Last week, you may have been too busy getting your comedy fix from The Big Bang Theory, The Office or Jersey Shore to notice a returning series that’s back on TV. If you are currently a fan of Modern Family — which, after last week’s episode, I am now ready to call the best sitcom on television — you may be avoiding The Middle because it is its less sexy equivalent.
The mom’s older, the kids aren’t as cool and we’re comparing Los Angeles, California to Orson, Ind. (it isn’t even a real town!). Also, college kids who watch Modern Family may think that they are getting their fair share of the sappy qualities of a family sitcom, and compensate for this elsewhere by listening to Sue Sylvester’s zings, Snooki’s witty aphorisms or Barney Stinson’s lamentations, in song form, of the end of summer signifying the end of women in sundresses.
Last week’s premiere episode of Modern Family by no means ranked too high on the “sweet” factor, but if you didn’t feel any emotional sensation when the family walked together, after a day in which Phil Dunphy’s 1983 station wagon fell down the side of a cliff, and the kids made fun of their mom’s crying, “What’s the plan Phil?” when he inexplicably jumped on top of the car, you may have no soul. I know one girl who felt the need to call her mother and thank her for raising her — much to the astonishment of her mom.
Of course it’s due to the brilliance of Modern Family that the show doesn’t overwhelm us with these moments of family sweetness. (This is not Full House.) The show always satirizes the “cheesiness,” of the family sitcom: the eye rolls and the talking behind other family members’ backs — courtesy of the show’s documentary style. Let’s face it: These are sometimes catty, self-involved family members (said Cameron about working with his very un-mechanical partner, Mitchell: “If an accident does happen, I hope he kills me. I don’t think I would make a very inspiring disabled person”). So, the touching moments at the end of the episode are all the more surprising when it comes from a family in which the father told the son, “Not all of your mother’s parts may work like they used to.” Or the youngest daughter told her mother, regarding her spacey brother Luke, “I’m not taking care of him when you guys die.”
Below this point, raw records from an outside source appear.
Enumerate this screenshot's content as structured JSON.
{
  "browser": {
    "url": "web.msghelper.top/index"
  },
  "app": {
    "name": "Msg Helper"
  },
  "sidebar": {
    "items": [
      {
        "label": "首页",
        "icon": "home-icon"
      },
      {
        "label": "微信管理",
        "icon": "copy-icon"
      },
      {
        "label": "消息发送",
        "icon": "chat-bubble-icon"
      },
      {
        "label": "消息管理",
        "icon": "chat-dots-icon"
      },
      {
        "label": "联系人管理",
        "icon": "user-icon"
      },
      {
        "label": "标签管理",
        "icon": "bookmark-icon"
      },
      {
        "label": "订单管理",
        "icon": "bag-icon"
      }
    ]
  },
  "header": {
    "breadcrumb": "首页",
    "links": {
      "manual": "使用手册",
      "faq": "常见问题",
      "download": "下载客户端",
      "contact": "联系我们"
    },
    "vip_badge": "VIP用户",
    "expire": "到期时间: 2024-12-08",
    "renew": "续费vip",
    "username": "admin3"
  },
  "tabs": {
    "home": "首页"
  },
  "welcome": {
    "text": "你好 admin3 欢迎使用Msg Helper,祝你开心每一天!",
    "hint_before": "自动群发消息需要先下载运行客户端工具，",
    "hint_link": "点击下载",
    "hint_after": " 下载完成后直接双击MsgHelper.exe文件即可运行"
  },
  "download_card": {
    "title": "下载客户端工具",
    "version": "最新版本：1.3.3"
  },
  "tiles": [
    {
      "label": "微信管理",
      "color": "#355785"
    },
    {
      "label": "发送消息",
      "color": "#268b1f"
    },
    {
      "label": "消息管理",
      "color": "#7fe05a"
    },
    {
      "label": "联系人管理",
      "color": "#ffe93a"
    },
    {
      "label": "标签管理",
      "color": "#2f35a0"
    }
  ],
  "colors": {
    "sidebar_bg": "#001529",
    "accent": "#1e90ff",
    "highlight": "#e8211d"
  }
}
On the same network, and on the same night, we see a family who resembles the Dunphys. Minus the exterior shots of beautiful California homes. And interior ones as well. These Hecks on The Middle just do it with less panache — and don’t expect the iPad to play a starring role in any of the episodes. The family in The Middle, as its title suggests, are of middle class, and it is evident, but not overt, that they are struggling to get by on a daily basis. Life is not as sweet for the Hecks as it is for the Dunphys, despite their similarities (read: utterly clueless children).
Patricia Heaton, once the sultry Debra Barone on Everybody Loves Raymond, a Long Island housewife who sparred with her domineering mother-in-law and less than sensitive husband, perfectly adapts herself to her new role as a wife and Midwestern suburban mother of three on The Middle. Heaton seems to be purposefully de-glamorized in the role to demonstrate that life in the middle class is more difficult and less comfortable for some. This is not a portrait we often see on television. And Heaton’s Frankie Heck adds a voiceover commentary each episode, and many comments of hers reveal some enlightening insights from her perspective.
Including this realization: “Real Americans are raised on instant gratification and the optimism that if they mess up things will somehow all work out. That’s what makes America great! How sad to be you in your dark little no TV world.”
In one moment, she remarked about one son, “If only he had like a car or a TV or a cell phone ... something good we could take away from him.” This son also broke the above ground pool last week.
The show is still a sweet one, while pointing out the difficulties of getting by in an economic recession. The youngest son on The Middle, Brick, is quirky and is less socially developed than his peers. He also has an odd habit of repeating many words he says at the end of each sentence by whispering them. When Frankie realizes her mistake in buying Brick a new backpack and disposing of the old one (he had an attachment to it), she runs to the garbage truck screaming, “Wait, my son’s best friend is in there!”
These two sitcoms share the sentimentality, the values of family and the right edge of satire to balance the light material. Modern Family may be more intriguing because it is more attractive stylistically, and let’s face it: everything is more, well … modern on the show. We enjoy the episodes when they vacation to Hawaii, purchase the new iPad and host elaborate birthday parties in their expensive and expansive homes. Just don’t forget that The Middle has vacations too, except they include road trips from Indiana to Chicago for their son’s regional spelling bee while they are cramped in uncomfortable cots in a small motel room. These are two very distinct lifestyles, but the same witty and incisive humor is present in both shows. The Middle is one below-ground pool from being one modern family.